Work instructions → Where a line of the listing below includes the word "shortcut", reproduce that line.

--- Input data ---

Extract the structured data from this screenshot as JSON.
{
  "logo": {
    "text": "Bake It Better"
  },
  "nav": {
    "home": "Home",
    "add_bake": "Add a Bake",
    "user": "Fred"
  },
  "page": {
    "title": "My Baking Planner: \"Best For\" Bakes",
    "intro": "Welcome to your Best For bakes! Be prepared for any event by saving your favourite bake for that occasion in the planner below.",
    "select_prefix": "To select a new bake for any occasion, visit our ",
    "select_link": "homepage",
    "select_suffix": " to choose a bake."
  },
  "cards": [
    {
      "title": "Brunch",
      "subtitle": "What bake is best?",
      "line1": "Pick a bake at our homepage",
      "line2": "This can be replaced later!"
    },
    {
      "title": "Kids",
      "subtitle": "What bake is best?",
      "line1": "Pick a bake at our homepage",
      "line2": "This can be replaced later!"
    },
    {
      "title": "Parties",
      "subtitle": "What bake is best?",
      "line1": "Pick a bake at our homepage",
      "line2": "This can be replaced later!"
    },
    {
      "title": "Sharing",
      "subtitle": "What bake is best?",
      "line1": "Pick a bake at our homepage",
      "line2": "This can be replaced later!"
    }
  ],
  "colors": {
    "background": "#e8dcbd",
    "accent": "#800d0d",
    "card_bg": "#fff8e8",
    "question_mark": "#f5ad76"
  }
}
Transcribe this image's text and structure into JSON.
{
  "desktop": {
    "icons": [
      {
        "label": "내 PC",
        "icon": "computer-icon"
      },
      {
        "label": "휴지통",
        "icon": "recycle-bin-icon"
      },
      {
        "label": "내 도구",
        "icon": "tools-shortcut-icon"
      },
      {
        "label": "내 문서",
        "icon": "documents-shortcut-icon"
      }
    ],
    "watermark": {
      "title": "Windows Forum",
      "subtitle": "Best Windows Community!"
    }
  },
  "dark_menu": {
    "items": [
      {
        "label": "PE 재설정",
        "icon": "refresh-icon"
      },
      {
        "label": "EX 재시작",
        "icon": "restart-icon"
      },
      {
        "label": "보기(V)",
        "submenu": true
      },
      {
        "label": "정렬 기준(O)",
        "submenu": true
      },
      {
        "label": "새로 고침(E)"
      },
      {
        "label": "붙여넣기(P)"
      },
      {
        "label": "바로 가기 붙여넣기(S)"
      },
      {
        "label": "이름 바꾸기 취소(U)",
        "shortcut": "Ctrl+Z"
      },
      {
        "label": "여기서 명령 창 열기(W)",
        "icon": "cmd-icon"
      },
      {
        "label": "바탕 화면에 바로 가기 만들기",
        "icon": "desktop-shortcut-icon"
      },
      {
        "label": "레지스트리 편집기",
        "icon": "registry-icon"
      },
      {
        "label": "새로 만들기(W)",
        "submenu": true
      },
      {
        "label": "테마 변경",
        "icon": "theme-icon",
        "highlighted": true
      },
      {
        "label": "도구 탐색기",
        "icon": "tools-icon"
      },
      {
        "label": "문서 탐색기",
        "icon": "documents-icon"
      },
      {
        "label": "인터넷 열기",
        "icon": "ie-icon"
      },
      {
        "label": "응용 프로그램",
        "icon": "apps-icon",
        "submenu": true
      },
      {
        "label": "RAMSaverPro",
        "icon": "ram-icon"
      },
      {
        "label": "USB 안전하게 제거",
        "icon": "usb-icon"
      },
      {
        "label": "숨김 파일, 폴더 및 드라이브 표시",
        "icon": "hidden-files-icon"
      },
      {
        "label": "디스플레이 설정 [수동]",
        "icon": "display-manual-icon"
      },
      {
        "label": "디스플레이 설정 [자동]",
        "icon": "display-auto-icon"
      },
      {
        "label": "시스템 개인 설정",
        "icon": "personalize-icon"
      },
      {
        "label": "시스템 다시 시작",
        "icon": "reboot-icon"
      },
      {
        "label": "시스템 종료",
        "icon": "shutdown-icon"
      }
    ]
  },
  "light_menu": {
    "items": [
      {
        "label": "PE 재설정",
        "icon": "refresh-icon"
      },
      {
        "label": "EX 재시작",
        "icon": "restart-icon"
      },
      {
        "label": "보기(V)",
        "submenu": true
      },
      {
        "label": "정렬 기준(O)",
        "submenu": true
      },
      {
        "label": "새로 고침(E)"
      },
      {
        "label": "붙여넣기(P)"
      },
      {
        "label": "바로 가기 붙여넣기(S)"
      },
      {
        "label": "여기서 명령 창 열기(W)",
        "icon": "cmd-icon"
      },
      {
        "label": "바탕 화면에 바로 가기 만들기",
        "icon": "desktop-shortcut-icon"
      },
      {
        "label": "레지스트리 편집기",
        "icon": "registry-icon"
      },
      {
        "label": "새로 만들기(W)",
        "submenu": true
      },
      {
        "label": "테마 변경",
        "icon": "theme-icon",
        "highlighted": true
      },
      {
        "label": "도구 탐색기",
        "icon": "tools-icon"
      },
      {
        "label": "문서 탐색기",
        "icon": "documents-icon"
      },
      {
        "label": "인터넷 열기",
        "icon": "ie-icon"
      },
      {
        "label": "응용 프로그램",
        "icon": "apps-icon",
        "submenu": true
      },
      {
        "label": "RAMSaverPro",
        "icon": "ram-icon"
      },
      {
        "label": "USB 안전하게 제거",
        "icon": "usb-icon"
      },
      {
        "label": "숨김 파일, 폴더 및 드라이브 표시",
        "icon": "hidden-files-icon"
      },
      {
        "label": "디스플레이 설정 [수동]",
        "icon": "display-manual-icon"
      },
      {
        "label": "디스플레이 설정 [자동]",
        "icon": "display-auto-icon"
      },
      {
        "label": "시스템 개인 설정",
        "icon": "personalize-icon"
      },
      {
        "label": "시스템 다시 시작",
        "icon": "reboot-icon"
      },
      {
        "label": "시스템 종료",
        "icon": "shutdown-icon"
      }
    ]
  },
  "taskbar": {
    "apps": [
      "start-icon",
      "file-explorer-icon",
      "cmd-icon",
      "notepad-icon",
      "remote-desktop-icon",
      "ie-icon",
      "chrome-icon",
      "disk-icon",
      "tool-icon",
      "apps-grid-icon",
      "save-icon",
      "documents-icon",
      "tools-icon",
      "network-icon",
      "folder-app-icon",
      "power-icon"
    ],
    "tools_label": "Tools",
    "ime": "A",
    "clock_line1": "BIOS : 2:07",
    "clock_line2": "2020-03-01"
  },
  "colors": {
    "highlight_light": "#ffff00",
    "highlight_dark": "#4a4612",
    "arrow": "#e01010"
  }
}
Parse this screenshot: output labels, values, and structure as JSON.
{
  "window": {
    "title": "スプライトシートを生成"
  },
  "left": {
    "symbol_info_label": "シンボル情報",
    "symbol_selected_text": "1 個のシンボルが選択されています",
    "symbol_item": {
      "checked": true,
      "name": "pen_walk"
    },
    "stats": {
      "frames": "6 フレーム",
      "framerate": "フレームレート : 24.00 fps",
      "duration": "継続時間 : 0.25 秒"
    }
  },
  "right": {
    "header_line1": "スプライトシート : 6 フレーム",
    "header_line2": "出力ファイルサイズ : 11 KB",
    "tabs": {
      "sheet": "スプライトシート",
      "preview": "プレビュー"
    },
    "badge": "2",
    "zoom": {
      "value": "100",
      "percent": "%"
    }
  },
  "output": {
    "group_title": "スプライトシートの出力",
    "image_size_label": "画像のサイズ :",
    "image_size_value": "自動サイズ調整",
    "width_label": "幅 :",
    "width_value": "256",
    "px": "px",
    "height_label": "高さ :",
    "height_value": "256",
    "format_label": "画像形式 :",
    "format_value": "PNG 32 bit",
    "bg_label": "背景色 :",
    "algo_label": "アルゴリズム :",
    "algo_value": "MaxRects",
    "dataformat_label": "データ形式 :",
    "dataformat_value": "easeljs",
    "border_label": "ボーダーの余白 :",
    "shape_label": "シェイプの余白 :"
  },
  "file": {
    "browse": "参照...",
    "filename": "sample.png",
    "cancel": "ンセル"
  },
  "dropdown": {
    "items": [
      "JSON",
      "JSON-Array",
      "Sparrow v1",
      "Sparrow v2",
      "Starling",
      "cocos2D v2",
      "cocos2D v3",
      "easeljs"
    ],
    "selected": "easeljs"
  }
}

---

Task response →
        "icon": "tools-shortcut-icon"
        "icon": "documents-shortcut-icon"
        "shortcut": "Ctrl+Z"
        "icon": "desktop-shortcut-icon"
        "icon": "desktop-shortcut-icon"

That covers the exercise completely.